Show the lines below that contain the string "temps".

The data:
====================

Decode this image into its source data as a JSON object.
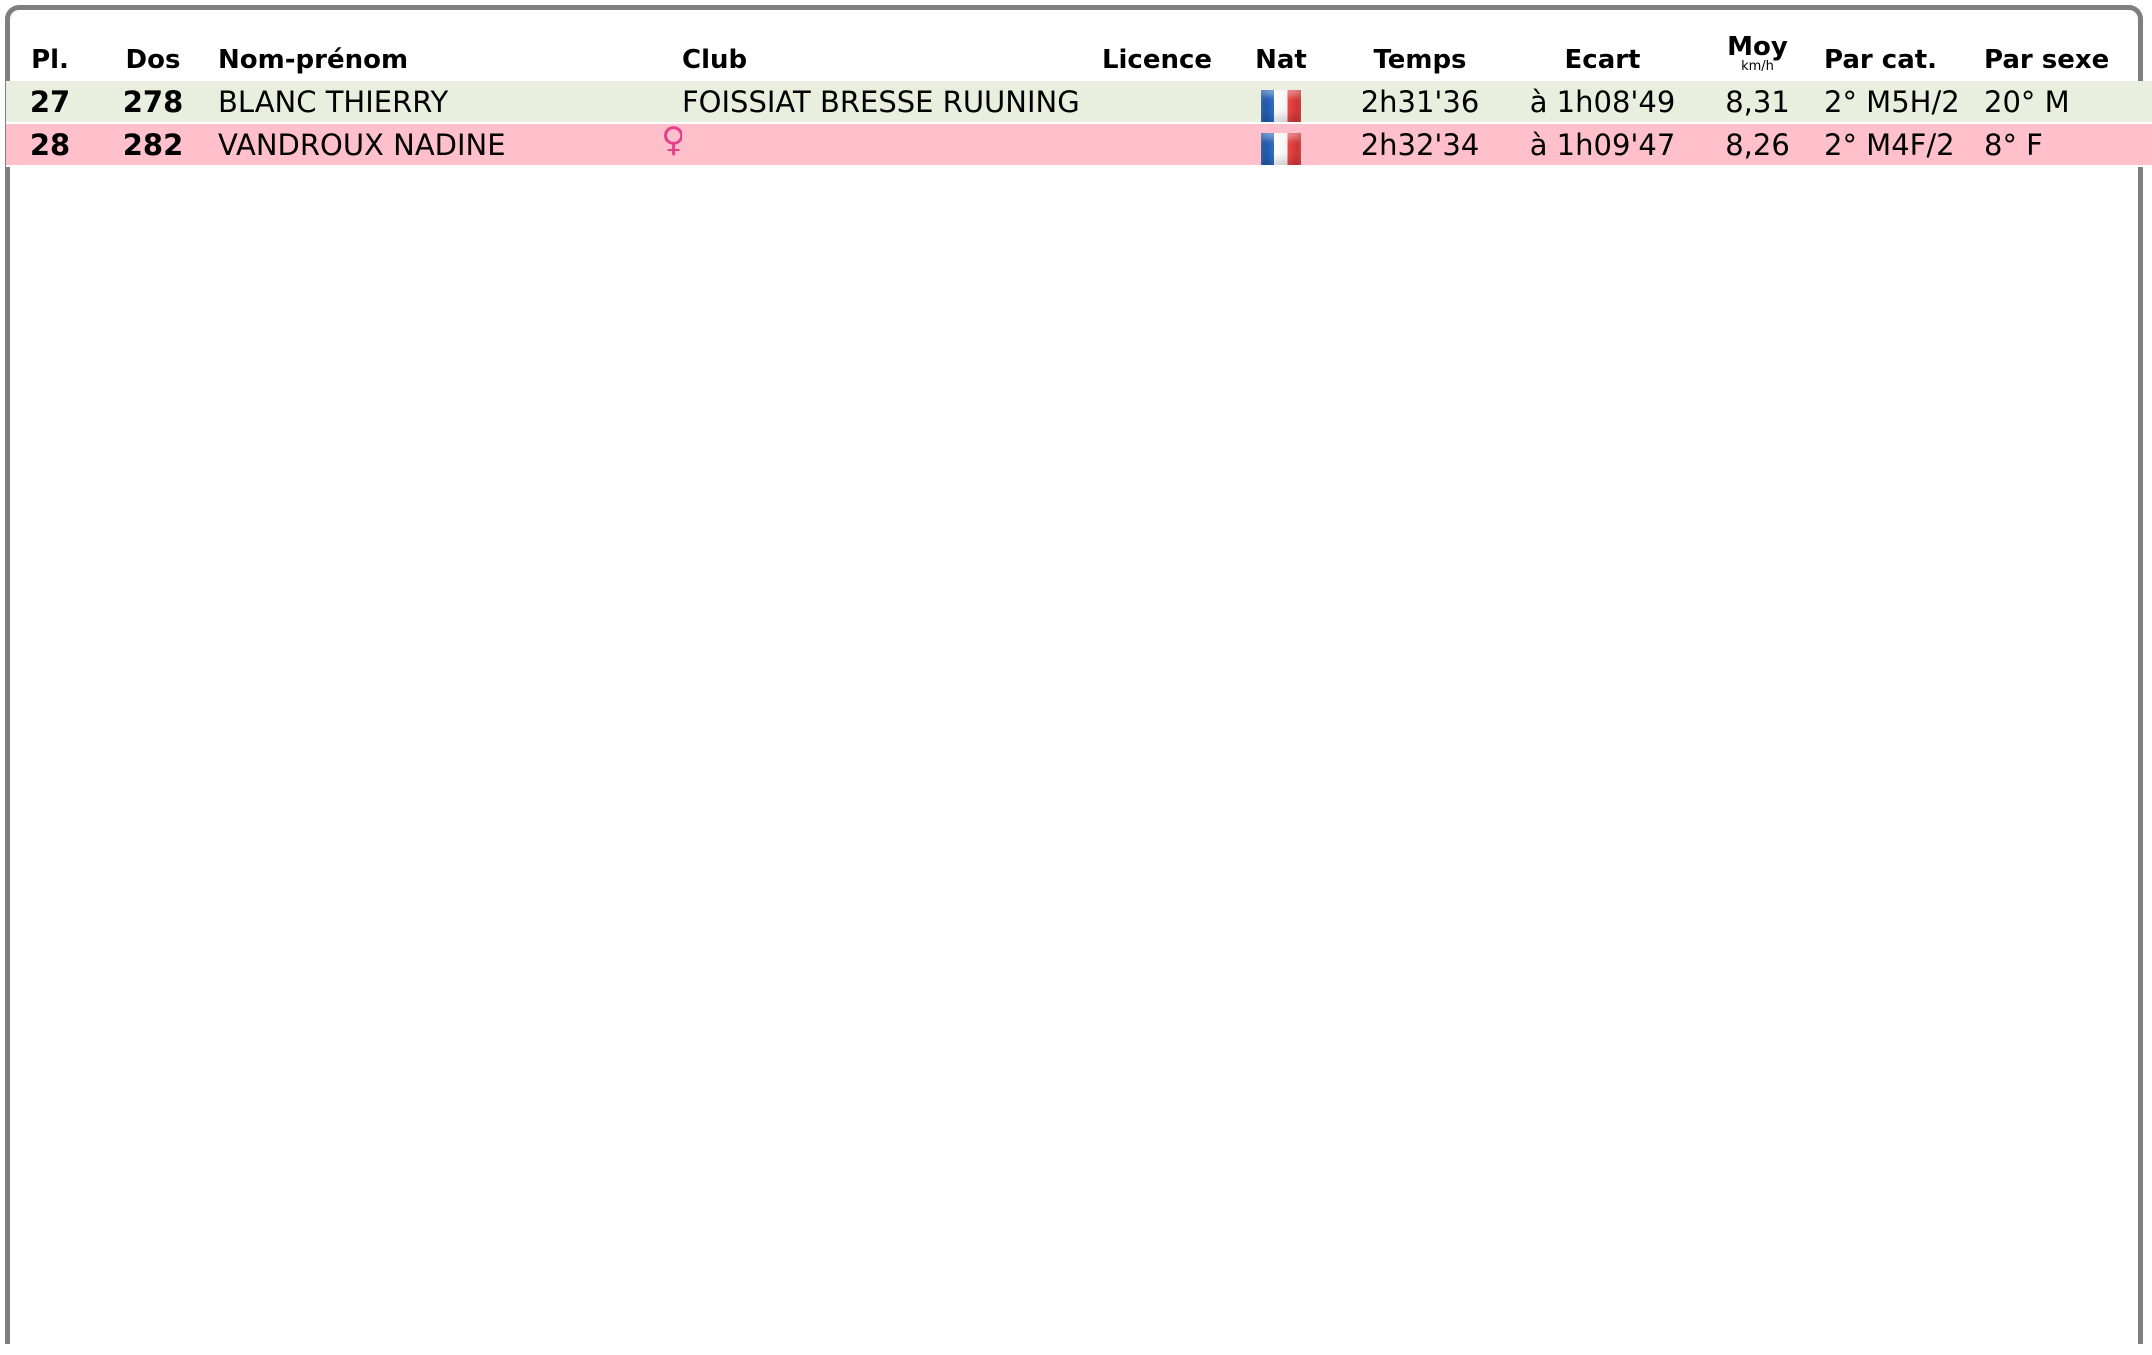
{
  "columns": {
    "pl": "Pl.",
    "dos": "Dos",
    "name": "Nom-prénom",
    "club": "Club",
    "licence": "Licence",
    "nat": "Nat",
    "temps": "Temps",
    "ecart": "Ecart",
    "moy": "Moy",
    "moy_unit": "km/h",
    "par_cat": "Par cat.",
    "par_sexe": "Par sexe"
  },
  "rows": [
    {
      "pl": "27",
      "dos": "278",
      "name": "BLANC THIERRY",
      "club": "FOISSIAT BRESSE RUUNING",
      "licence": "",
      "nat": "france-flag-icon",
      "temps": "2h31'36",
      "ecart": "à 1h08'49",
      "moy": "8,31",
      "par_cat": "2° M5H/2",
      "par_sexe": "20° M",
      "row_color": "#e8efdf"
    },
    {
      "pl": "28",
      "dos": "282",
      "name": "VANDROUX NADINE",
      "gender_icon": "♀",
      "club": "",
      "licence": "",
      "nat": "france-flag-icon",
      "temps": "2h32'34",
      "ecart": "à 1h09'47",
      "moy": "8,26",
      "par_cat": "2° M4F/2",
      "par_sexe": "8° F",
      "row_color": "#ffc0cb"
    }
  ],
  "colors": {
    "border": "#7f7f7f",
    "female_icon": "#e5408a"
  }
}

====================

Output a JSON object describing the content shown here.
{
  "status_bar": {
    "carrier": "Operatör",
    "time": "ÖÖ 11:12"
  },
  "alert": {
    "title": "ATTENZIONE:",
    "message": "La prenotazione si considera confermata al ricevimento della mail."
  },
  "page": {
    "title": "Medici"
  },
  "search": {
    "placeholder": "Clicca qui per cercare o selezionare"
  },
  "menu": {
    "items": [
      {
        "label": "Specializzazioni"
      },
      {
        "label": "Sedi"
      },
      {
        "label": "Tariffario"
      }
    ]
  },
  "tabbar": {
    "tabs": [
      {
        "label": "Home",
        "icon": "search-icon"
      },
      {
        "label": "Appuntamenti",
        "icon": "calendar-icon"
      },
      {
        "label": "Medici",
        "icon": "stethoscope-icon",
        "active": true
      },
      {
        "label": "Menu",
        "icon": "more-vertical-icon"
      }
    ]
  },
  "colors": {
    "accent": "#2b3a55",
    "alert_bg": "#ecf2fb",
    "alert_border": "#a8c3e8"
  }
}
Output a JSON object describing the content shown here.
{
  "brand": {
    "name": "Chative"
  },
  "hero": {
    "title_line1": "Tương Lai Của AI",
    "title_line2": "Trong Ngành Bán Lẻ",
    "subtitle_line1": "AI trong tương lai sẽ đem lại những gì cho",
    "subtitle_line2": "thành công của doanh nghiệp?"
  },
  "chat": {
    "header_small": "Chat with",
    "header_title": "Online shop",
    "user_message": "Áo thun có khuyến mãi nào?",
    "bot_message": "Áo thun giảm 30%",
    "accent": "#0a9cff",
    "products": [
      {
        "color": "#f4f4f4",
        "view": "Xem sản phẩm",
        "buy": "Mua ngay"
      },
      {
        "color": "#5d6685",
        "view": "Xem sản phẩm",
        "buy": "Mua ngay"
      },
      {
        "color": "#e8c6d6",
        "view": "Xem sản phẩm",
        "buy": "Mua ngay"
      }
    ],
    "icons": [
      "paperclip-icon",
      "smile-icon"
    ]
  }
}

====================

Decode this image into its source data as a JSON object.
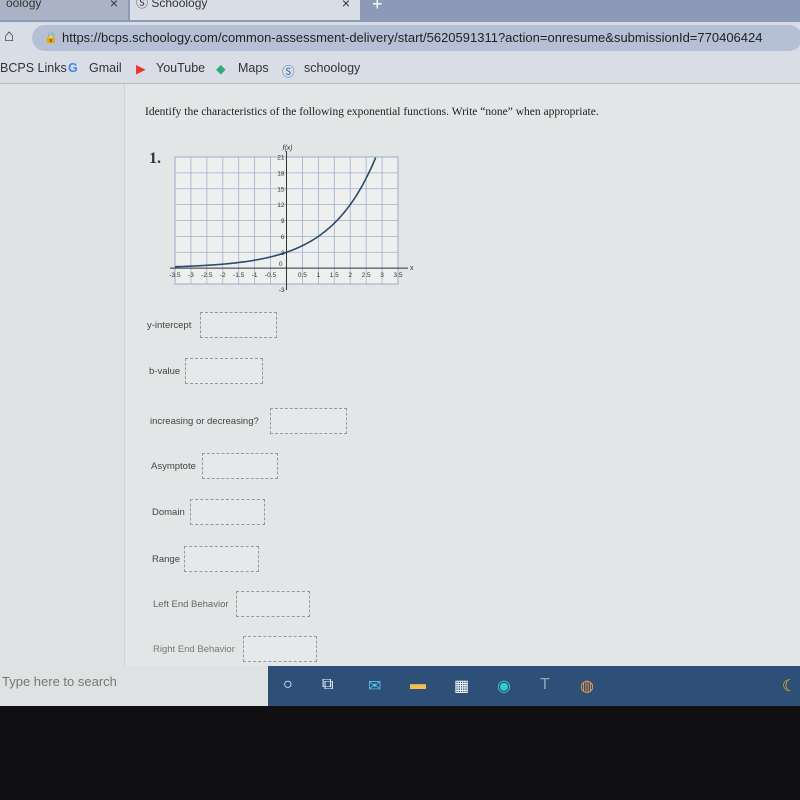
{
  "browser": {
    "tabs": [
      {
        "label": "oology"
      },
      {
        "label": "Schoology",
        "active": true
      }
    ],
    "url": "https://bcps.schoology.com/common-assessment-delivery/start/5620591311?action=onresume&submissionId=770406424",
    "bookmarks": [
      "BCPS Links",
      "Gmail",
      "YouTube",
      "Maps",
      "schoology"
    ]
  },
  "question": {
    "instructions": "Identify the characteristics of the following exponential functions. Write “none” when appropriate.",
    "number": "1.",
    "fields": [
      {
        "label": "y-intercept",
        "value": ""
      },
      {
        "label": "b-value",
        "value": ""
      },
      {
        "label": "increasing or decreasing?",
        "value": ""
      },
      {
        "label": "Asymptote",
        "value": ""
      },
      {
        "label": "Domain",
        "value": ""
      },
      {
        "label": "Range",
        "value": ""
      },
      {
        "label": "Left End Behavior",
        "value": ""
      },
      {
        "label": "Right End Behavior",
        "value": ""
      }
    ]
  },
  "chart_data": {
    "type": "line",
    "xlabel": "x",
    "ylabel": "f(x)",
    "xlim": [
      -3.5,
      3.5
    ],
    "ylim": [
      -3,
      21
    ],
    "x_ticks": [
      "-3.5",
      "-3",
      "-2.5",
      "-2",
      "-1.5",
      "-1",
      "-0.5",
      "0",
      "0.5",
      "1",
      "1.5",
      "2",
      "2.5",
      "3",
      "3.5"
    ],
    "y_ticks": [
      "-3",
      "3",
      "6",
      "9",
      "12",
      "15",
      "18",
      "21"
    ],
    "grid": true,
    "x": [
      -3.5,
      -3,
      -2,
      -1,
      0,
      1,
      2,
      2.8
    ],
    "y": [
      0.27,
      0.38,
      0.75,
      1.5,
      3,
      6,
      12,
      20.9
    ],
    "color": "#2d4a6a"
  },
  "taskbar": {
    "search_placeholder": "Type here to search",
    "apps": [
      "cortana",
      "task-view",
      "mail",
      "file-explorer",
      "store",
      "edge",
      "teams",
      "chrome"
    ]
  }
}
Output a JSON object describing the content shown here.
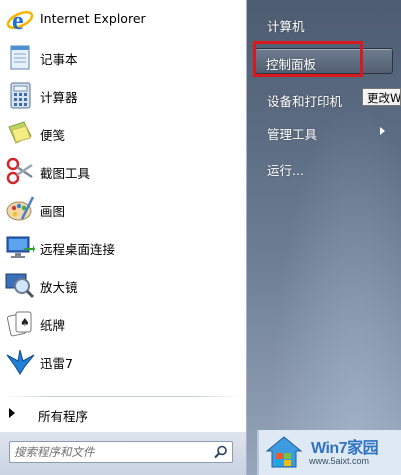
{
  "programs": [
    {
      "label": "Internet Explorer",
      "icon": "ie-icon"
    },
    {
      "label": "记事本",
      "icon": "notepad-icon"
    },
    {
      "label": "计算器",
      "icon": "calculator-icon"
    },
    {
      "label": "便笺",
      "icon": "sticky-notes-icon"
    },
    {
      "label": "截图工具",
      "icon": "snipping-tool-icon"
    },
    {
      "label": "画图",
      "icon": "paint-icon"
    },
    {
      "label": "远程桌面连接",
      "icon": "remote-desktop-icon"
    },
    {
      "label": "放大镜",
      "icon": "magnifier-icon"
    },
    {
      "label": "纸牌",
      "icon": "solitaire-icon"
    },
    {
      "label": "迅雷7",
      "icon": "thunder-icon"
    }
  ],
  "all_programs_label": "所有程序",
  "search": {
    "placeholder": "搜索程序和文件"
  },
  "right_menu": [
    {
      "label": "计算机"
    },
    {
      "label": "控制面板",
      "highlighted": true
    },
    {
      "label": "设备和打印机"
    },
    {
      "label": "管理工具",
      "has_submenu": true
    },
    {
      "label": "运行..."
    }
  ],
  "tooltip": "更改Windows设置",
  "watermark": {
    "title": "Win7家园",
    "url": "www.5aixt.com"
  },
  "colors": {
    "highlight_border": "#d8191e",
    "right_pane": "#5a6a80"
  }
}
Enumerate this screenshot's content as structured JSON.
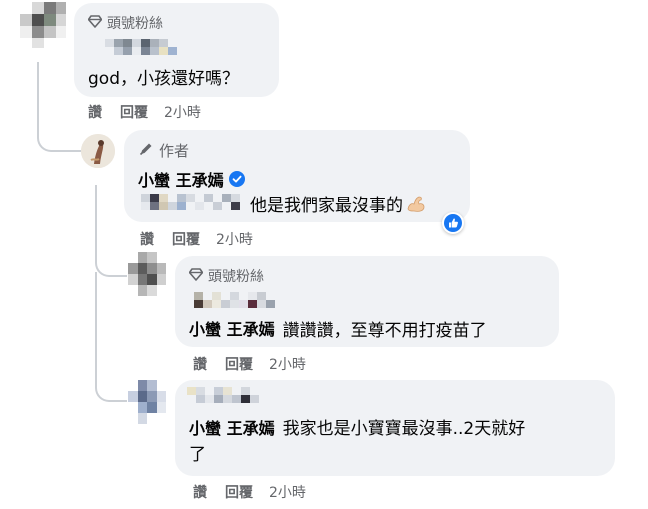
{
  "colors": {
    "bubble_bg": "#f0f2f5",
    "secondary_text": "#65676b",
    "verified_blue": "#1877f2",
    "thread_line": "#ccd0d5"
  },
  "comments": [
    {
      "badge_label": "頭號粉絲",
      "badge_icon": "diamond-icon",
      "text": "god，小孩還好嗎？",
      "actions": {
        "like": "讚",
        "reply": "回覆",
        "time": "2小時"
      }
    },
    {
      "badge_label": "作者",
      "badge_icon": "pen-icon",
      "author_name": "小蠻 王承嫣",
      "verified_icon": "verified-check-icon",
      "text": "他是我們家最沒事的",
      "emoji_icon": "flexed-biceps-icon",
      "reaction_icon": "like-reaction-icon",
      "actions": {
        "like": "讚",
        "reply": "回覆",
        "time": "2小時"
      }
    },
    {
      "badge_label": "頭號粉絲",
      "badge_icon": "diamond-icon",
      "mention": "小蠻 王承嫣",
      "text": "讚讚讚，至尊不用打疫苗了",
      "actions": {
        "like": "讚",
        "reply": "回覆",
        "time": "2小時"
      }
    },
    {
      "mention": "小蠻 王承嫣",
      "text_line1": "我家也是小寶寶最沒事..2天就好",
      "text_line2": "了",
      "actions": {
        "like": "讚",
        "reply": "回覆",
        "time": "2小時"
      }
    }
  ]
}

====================

Answer box:
    "temps": "Temps",
      "temps": "2h31'36",
      "temps": "2h32'34",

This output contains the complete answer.